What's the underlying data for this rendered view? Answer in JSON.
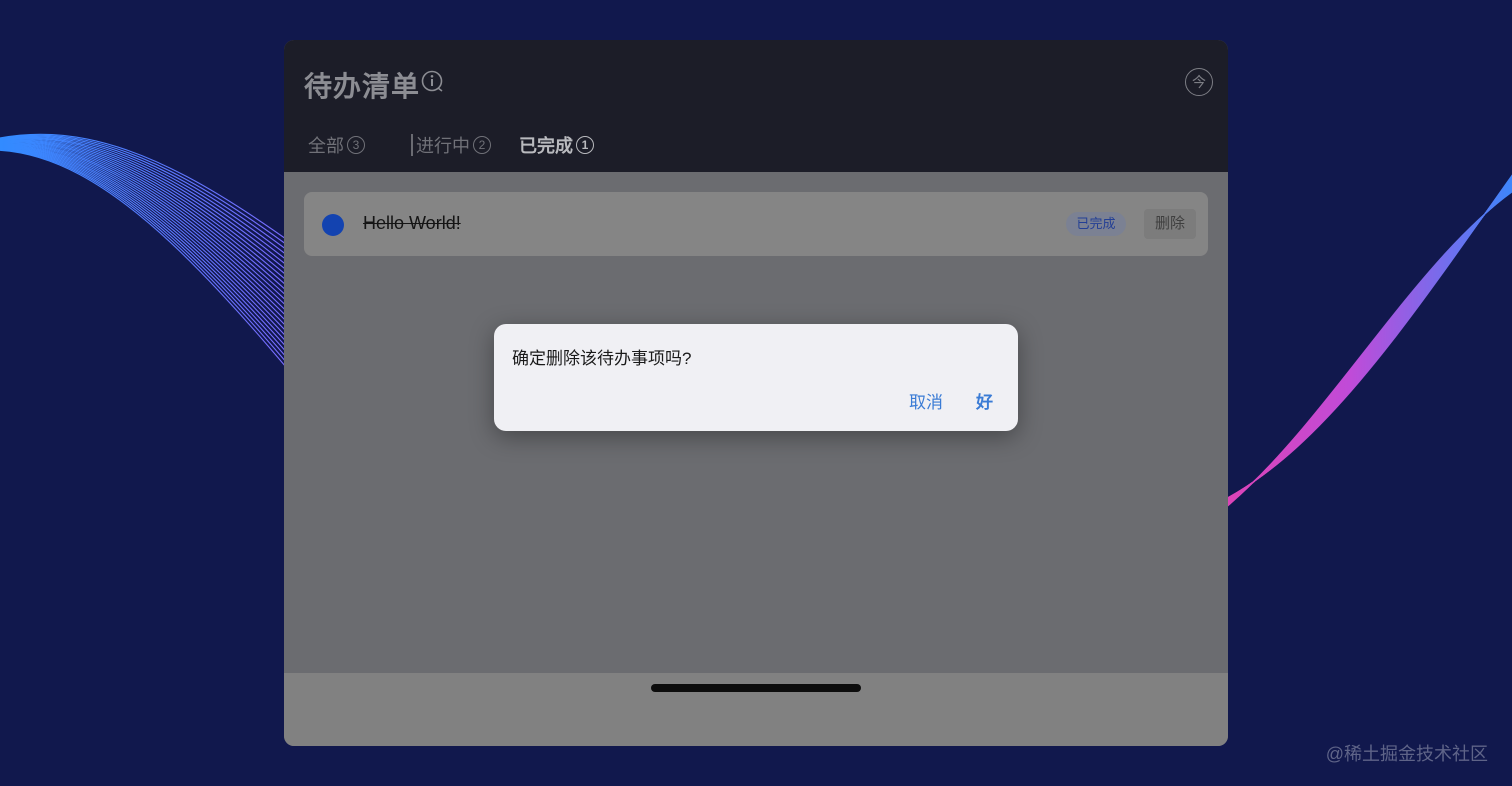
{
  "app": {
    "title": "待办清单"
  },
  "tabs": [
    {
      "label": "全部",
      "count": "3"
    },
    {
      "label": "进行中",
      "count": "2"
    },
    {
      "label": "已完成",
      "count": "1"
    }
  ],
  "header": {
    "clock_glyph": "今"
  },
  "todos": [
    {
      "text": "Hello World!",
      "status": "已完成",
      "delete_label": "删除"
    }
  ],
  "dialog": {
    "message": "确定删除该待办事项吗?",
    "cancel_label": "取消",
    "ok_label": "好"
  },
  "watermark": "@稀土掘金技术社区",
  "colors": {
    "background": "#11184d",
    "accent": "#3a7bd5",
    "check": "#1343b0"
  }
}
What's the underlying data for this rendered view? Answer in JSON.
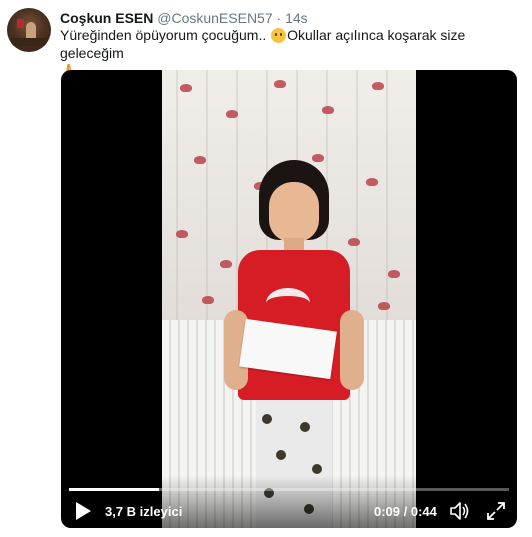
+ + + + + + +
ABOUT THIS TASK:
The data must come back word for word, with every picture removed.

WRITTEN RESPONSE:
What's the underlying data for this rendered view? Answer in JSON.
{
  "app": {
    "title": "待办清单"
  },
  "tabs": [
    {
      "label": "全部",
      "count": "3"
    },
    {
      "label": "进行中",
      "count": "2"
    },
    {
      "label": "已完成",
      "count": "1"
    }
  ],
  "header": {
    "clock_glyph": "今"
  },
  "todos": [
    {
      "text": "Hello World!",
      "status": "已完成",
      "delete_label": "删除"
    }
  ],
  "dialog": {
    "message": "确定删除该待办事项吗?",
    "cancel_label": "取消",
    "ok_label": "好"
  },
  "watermark": "@稀土掘金技术社区",
  "colors": {
    "background": "#11184d",
    "accent": "#3a7bd5",
    "check": "#1343b0"
  }
}
What's the underlying data for this rendered view? Answer in JSON.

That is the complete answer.